TASK DIRECTIONS. For the records below, tally every line that has the word "offset" and reply with the number alone.
---- DATASET ENTRIES
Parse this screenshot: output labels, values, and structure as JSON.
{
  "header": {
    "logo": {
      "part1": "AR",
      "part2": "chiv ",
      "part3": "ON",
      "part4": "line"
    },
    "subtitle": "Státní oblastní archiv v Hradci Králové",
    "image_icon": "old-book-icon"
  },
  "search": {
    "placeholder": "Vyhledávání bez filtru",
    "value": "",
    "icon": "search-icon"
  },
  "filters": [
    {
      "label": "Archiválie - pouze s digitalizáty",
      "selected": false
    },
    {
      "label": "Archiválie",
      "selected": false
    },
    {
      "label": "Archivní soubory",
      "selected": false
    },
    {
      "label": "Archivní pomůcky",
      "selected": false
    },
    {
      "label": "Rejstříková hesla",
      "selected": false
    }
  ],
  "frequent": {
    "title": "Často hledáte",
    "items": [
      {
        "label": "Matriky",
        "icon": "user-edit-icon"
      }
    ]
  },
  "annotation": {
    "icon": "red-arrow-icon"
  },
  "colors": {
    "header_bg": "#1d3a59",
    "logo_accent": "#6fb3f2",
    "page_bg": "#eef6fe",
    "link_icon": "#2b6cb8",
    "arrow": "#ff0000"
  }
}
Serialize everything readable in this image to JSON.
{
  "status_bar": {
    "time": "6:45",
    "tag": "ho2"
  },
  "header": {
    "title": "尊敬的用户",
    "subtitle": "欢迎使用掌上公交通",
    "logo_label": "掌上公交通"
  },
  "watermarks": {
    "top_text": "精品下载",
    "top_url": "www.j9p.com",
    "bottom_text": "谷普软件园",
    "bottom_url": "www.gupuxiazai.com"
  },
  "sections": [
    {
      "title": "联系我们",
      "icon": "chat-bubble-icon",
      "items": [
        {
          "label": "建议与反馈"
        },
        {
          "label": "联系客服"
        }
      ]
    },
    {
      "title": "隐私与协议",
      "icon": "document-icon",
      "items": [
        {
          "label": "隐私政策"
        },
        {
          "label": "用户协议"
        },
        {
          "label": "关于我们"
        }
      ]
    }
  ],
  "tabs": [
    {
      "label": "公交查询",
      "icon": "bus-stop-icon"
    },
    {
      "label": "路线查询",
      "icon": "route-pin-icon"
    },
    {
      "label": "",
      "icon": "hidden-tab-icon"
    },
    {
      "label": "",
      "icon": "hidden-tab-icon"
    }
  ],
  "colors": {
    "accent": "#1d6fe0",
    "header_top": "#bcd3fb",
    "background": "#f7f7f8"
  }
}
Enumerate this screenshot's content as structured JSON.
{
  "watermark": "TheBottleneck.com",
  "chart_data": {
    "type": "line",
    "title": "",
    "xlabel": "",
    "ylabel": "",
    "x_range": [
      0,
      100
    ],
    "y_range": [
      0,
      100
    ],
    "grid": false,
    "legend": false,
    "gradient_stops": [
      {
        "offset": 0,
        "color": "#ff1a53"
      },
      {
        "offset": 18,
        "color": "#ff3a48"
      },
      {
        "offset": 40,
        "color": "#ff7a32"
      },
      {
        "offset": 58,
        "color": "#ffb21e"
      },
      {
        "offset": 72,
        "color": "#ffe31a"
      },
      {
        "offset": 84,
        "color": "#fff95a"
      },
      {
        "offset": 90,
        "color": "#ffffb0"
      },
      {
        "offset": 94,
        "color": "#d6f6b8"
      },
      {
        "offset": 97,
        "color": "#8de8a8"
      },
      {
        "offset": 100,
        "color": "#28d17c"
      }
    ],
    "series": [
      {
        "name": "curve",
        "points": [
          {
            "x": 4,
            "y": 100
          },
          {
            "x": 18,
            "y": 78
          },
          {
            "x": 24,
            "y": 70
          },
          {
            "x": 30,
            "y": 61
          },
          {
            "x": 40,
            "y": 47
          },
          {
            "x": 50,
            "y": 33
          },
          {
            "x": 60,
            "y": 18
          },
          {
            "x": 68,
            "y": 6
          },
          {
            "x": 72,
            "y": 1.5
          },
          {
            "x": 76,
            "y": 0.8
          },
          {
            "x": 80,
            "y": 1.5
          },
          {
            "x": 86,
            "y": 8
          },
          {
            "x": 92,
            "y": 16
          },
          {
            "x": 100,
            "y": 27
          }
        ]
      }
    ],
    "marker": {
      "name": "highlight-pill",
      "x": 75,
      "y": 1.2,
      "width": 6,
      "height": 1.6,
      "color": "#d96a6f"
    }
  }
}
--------
ANSWER BELOW. 10